Saturday, October 26, 2013
Watching the Grim Reaper
Have you ever seen anyone die?
Unless you're a medical professional, emergency responder or hospice volunteer, the answer may well be no.
That's what most "normal" people get to say. My past profession as a journalist, however, puts me in a different category. Although I wasn't necessarily up close and personal with the people I saw die, I was standing nearby when I saw that the fight was over, when emergency responders stopped their frantic efforts. Sometimes they walked away. Sometimes here was another soul still trapped in the mangled wreckage of what used to be a car, and the efforts continued around a sheet draped body.
I can remember the majority of those deaths, even if I cannot tell you the names of the people who died. I remember where they were at and what happened.
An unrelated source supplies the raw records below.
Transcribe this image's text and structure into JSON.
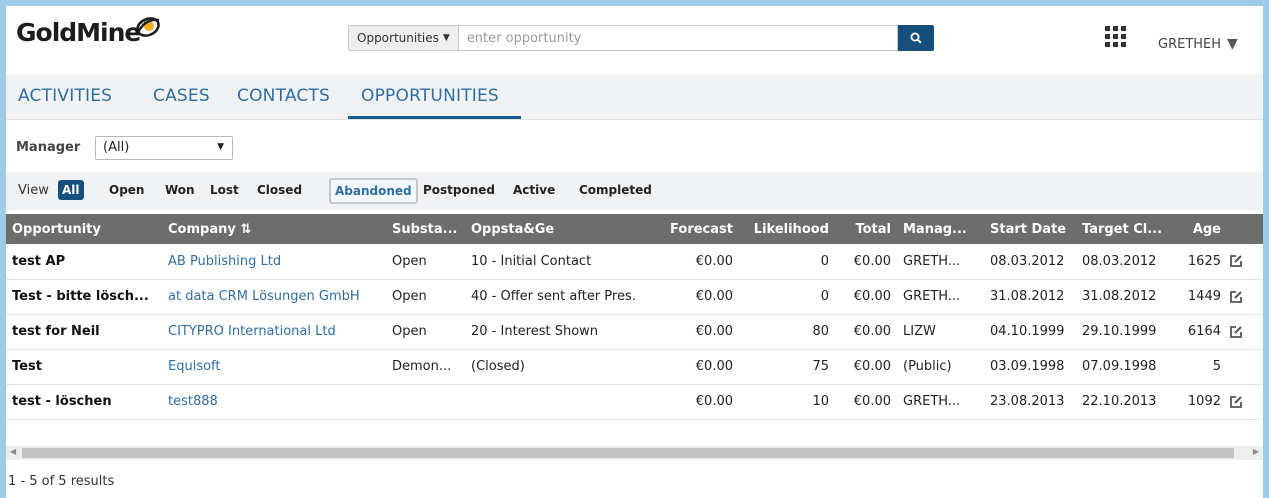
{
  "header": {
    "logo_text": "GoldMine",
    "logo_reg": "®",
    "search_scope": "Opportunities",
    "search_placeholder": "enter opportunity",
    "username": "GRETHEH",
    "user_menu_icon": "caret-down-icon"
  },
  "nav": {
    "tabs": [
      {
        "label": "ACTIVITIES"
      },
      {
        "label": "CASES"
      },
      {
        "label": "CONTACTS"
      },
      {
        "label": "OPPORTUNITIES",
        "active": true
      }
    ]
  },
  "manager": {
    "label": "Manager",
    "selected": "(All)"
  },
  "view": {
    "label": "View",
    "filters": [
      "All",
      "Open",
      "Won",
      "Lost",
      "Closed",
      "Abandoned",
      "Postponed",
      "Active",
      "Completed"
    ],
    "active": "All",
    "focused": "Abandoned"
  },
  "table": {
    "columns": [
      "Opportunity",
      "Company",
      "Substa...",
      "Oppsta&Ge",
      "Forecast",
      "Likelihood",
      "Total",
      "Manag...",
      "Start Date",
      "Target Cl...",
      "Age"
    ],
    "sort_icon": "sort-icon",
    "rows": [
      {
        "opportunity": "test AP",
        "company": "AB Publishing Ltd",
        "substage": "Open",
        "stage": "10 - Initial Contact",
        "forecast": "€0.00",
        "likelihood": "0",
        "total": "€0.00",
        "manager": "GRETH...",
        "start": "08.03.2012",
        "target": "08.03.2012",
        "age": "1625",
        "editable": true
      },
      {
        "opportunity": "Test - bitte lösch...",
        "company": "at data CRM Lösungen GmbH",
        "substage": "Open",
        "stage": "40 - Offer sent after Pres.",
        "forecast": "€0.00",
        "likelihood": "0",
        "total": "€0.00",
        "manager": "GRETH...",
        "start": "31.08.2012",
        "target": "31.08.2012",
        "age": "1449",
        "editable": true
      },
      {
        "opportunity": "test for Neil",
        "company": "CITYPRO International Ltd",
        "substage": "Open",
        "stage": "20 - Interest Shown",
        "forecast": "€0.00",
        "likelihood": "80",
        "total": "€0.00",
        "manager": "LIZW",
        "start": "04.10.1999",
        "target": "29.10.1999",
        "age": "6164",
        "editable": true
      },
      {
        "opportunity": "Test",
        "company": "Equisoft",
        "substage": "Demon...",
        "stage": "(Closed)",
        "forecast": "€0.00",
        "likelihood": "75",
        "total": "€0.00",
        "manager": "(Public)",
        "start": "03.09.1998",
        "target": "07.09.1998",
        "age": "5",
        "editable": false
      },
      {
        "opportunity": "test - löschen",
        "company": "test888",
        "substage": "",
        "stage": "",
        "forecast": "€0.00",
        "likelihood": "10",
        "total": "€0.00",
        "manager": "GRETH...",
        "start": "23.08.2013",
        "target": "22.10.2013",
        "age": "1092",
        "editable": true
      }
    ]
  },
  "footer": {
    "results": "1 - 5 of 5 results"
  },
  "colors": {
    "brand_blue": "#164f7e",
    "link_blue": "#2f6ea5",
    "header_gray": "#6d6d6d",
    "page_border": "#9fcbe6"
  }
}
Depending on my overall mood, sometimes the roads I travel are virtually haunted by those memories.
Lately, however, I've been grappling with the memory of a different death. A song by Brandon Heath, "Dyin' Day," which is on the CD that has taken up residence in my SUV's stereo system, has me thinking about execution. It's about a man facing his execution, witnessing to the guard who has treated him decently. He explains that Jesus has come to visit him every day since he invited him in three years earler. That Jesus made him an innocent man.
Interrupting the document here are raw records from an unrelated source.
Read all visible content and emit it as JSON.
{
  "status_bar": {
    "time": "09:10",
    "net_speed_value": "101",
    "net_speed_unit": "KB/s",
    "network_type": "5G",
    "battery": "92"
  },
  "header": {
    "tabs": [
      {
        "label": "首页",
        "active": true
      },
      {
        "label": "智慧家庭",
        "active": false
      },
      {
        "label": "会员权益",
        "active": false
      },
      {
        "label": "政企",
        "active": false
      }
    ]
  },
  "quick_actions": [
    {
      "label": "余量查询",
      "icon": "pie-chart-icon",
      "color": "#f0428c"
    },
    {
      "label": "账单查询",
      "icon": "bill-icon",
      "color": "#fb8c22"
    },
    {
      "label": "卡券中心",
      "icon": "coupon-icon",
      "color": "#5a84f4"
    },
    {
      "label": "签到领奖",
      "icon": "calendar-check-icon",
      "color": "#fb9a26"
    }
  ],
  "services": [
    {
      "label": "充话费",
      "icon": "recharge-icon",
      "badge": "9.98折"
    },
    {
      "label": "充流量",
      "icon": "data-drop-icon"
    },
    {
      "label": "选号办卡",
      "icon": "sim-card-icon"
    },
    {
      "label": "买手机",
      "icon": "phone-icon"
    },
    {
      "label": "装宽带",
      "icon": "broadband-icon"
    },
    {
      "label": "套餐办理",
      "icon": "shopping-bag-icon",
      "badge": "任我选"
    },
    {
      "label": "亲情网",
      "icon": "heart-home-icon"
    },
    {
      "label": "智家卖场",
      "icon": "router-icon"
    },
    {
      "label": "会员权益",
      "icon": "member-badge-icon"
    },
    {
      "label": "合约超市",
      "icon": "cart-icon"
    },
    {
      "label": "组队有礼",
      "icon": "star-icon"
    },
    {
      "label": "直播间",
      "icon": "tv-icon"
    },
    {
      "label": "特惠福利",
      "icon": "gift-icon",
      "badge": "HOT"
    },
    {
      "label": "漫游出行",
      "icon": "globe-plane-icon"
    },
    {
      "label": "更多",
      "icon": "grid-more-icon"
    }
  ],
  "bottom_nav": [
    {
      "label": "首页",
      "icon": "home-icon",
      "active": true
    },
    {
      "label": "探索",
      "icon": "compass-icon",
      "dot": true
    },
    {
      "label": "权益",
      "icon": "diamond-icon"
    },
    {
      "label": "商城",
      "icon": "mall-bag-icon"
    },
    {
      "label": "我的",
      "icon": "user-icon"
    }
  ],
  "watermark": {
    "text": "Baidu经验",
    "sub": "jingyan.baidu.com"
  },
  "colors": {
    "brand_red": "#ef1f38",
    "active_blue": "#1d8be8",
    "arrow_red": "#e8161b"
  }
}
Nearly a decade ago I was one of the official witnesses to an execution by the State of North Carolina. Steven McHone(Wikipedia helped me to recall the name) had shot and killed his mother and stepfather in a rage. Shortly before his execution, his siblings had begged the state to commute his sentence. His step siblings, however, were not as forgiving and neither was the state.
The morning of the execution, after driving the long route to Raleigh and passing by protestors in the chilly night air outside the prison gate, I was seated with other witnesses in a small room. The man, who looked far different than the man in the mug shots I'd seen, was on a hospital style bed on the other side of a large window. When the set hour arrived, the witnesses watched the life drain from his face and the pallor set in.
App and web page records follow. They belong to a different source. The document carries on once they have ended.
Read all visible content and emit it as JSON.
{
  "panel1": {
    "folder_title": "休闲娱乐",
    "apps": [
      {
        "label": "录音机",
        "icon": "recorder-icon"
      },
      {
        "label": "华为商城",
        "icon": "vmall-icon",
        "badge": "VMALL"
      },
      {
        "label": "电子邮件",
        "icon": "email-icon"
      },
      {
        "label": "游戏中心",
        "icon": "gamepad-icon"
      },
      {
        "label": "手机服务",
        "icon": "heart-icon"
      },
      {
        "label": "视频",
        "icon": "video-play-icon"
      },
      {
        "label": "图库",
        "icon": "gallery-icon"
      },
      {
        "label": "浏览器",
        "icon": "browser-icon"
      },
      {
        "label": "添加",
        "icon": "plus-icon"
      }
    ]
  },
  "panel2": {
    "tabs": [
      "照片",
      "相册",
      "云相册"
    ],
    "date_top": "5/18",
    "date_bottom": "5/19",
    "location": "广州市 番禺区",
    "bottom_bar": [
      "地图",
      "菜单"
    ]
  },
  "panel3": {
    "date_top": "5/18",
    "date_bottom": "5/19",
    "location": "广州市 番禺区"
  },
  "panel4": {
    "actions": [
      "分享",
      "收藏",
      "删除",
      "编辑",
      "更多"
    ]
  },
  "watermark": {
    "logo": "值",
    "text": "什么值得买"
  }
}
At the time, it seemed his death was, if anything, just too easy. His jailhouse conversion was too pat. I had seen too many people die when there were people fighting for their lives, when they had done nothing wrong other than circumstance. I'd watched a firefighter carry a dead toddler in his arms when her car was run over by a truck loaded with steel pipes and her car seat wasn't properly secured. I'd seen them weep when the CPR they'd administered to a 5-year-old boy wasn't enough to save him from the head injury he suffered after his drunken uncle slammed head on into another vehicle on Christmas Eve. I'd seen them put down IV bags and walk away from the remains of automobiles as others draped the vehicle in a tarp to protect it from prying eyes.
His mother died knowing her son had shot her and asking them not to blame him. His death was just too easy. The judgment was what he had earned. My biggest problem with it at the time was that it really served no purpose and cost so much. It was so isolated from society that it couldn't possibly be a deterrent because no one who had not witnessed it would believe in it -- and even then they would likely never envision themselves in his place.
Now, I'm not so sure. Judgment isn't mine to make and it would seem living with the knowledge of what he had done would be the more difficult of the two sentences. I'm looking at him through different eyes and after using the vision I'm used to for so long, I admit I find it troubling. I'm probably becoming one of those people who would have to say I could not impose the death penalty based on "religious" views.
I know all Christians, and a lot of non-Christians as well, don't take that point of view. I've heard it from the pulpit many times. But I've also heard that sin is sin and can be forgiven, no matter how minor or major we may see it. That judgment isn't up to us because we're all sinners. I'm not sure that I would go so far as to say I would be able to forgive him if the people he had killed were my loved ones. But it's a goal I'm working toward. I know that a friend who lost two of his children to a drunk driver and was able to forgive the man has a much easier load to bear than anyone who drags around anger mixed in with his grief for the rest of his life.
And I have to believe that if he was genuine in his profession of faith, that when he was executed he was welcomed in heaven. That he was greeted by Jesus, and perhaps his mother was among those who were there with open arms. That a forgiven killer is as innocent in God's eyes as a forgiven adulterer, as a child who has never sinned. That's a hard concept to wrap my head around.
Maybe it wasn't that his death was too easy after all, but that death for the rest of us is just too hard. Many of us don't get the chance to make peace with our family, time to seek salvation and forgiveness for our souls. We die suddenly from strokes and heart attacks, from someone's mistake on the highway, from violence -- from the mortal fallout of living in this world.
So this week, I've been working within myself to find the person who would answer yes to that man on his dyin' day. The person who would pray with him and share his last meal.
Because I know that every day I touch the hands of a sinner, even if they're only my own.